A Red-headed Woodpecker! By: Wes Tallyn

Often times, people tell me that they saw a red-headed woodpecker in their backyard when talking about birds. Well, there are three species of woodpecker in central Florida that have a lot of red colored feathers on their head The true red-headed woodpecker has a completely red head on all sides and all of the way around the eye. The rest of the body is a two-tone white and black pattern.

Red-headed woodpeckers are becoming rarer in Florida as they are driven out by development. They require mature, old-growth pine trees for their habitat, so they’re more commonly found in parks and more rural areas with older trees. They primarily feed on insects and seeds.

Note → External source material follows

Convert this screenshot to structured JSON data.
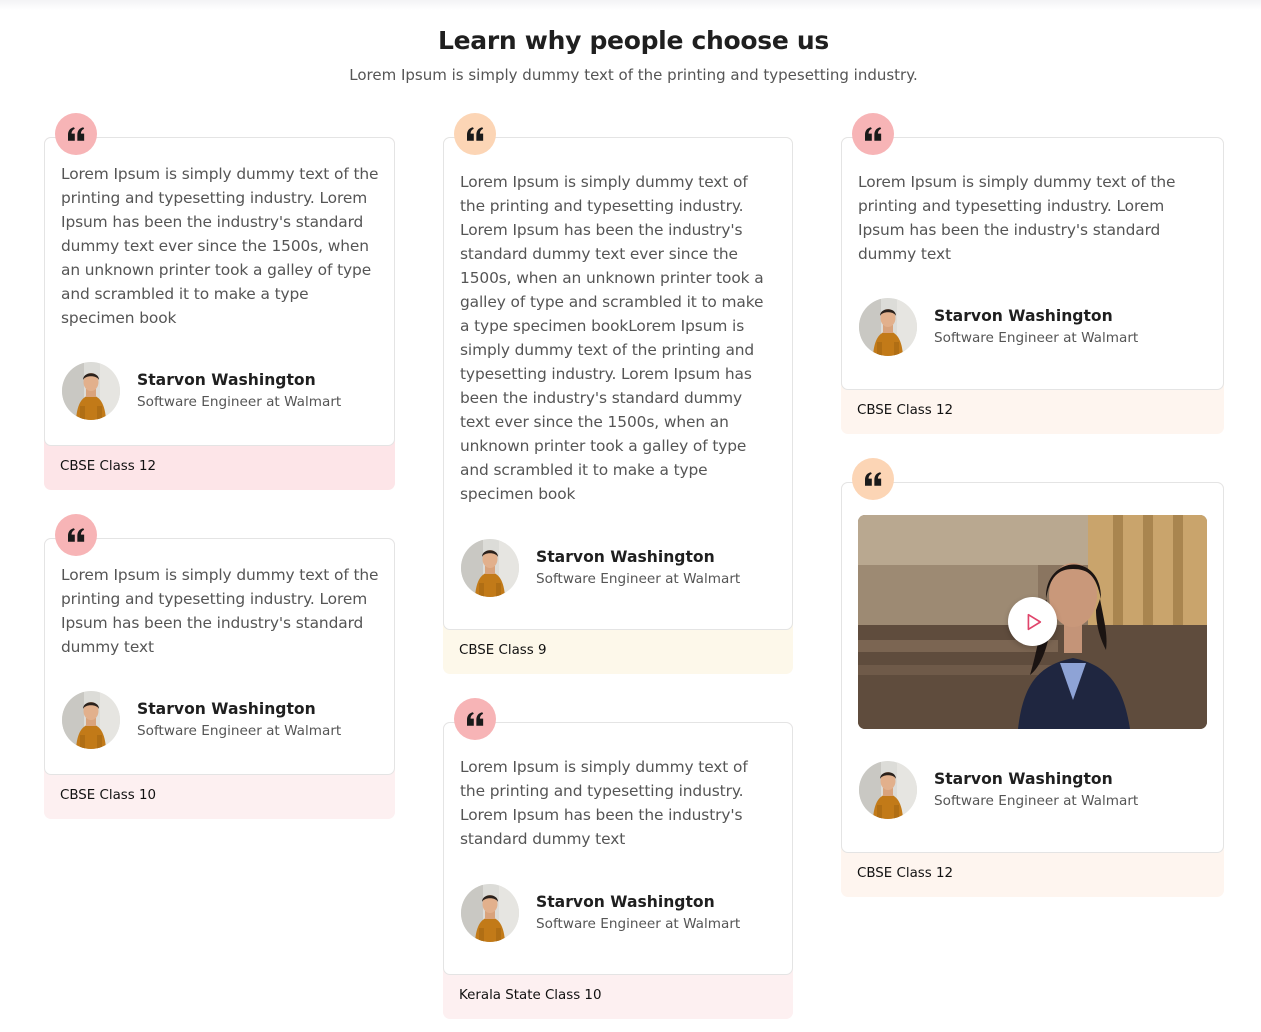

The bird most commonly confused with the red-headed woodpecker is the red-bellied woodpecker. Red-bellied woodpeckers have a red “mohawk” on the top of the head, but the red coloration doesn’t encompass the entire head. Red-bellied woodpeckers are very common backyard birds. They will often come to bird feeders to eat seeds and will drill holes wherever they can to make their dens. The male red-bellied woodpecker will have a full “mohawk” of red feathers on top of the head, whereas the female will have half a “mohawk” of red.

The last of the Florida woodpeckers to be confused with the red-headed woodpecker is the pileated woodpecker. The pileated woodpecker is a much larger woodpecker than the red-headed one. Pileated woodpeckers have a triangular shaped head and a white and black face with a red “mustache” of feathers. Most of the body of a pileated woodpecker is comprised of black feathers, but it’s the shear size of the pileated woodpecker that separates it easily from being confused with the red-headed woodpecker.

Grab those binoculars or a camera and see if you can find all three in your neighborhood today!